Exercise material START
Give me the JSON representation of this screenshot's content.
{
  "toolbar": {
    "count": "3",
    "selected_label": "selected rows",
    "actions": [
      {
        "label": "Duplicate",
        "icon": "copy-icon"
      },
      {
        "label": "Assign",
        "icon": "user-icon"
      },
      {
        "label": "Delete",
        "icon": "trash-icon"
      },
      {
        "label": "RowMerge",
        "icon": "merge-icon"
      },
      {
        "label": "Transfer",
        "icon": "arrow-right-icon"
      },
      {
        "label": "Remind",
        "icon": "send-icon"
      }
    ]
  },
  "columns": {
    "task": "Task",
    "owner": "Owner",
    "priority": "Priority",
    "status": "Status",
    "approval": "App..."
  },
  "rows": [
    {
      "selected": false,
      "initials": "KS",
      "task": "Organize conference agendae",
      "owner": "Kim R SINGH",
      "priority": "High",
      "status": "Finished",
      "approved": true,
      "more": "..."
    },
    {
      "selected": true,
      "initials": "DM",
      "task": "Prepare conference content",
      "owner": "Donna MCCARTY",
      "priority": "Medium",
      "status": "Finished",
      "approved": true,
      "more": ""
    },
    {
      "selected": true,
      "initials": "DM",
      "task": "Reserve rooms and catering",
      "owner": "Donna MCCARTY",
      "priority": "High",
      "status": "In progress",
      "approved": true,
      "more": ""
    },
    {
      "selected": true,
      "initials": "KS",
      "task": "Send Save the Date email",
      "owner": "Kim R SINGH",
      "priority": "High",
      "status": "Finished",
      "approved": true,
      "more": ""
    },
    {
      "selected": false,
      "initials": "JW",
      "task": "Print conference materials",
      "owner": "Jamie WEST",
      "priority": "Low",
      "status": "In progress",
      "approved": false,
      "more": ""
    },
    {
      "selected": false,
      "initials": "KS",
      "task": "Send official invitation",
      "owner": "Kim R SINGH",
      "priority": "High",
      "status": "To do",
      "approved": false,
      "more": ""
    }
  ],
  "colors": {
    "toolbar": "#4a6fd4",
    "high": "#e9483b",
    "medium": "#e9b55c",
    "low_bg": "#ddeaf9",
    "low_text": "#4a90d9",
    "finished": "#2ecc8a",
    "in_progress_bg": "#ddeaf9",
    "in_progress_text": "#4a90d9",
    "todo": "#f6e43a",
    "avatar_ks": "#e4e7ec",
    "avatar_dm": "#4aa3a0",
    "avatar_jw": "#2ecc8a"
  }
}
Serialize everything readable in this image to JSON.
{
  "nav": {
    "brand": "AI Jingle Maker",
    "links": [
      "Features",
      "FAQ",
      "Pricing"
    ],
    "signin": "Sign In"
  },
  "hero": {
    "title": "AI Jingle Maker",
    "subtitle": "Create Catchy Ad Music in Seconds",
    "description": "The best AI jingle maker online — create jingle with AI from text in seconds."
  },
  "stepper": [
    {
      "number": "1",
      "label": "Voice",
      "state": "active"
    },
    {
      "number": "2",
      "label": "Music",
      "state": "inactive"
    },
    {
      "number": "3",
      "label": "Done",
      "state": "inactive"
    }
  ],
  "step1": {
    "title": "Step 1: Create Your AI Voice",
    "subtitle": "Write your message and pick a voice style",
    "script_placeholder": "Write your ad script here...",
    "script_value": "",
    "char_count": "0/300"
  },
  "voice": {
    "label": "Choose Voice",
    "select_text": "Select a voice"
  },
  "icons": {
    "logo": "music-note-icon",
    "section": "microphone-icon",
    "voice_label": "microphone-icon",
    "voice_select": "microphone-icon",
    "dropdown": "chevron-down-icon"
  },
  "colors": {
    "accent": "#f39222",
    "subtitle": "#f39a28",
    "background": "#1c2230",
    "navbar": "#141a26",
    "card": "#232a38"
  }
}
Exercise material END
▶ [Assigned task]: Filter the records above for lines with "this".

▶ [Answer to the exercise]:
Give me the JSON representation of this screenshot's content.
Serialize everything readable in this image to JSON.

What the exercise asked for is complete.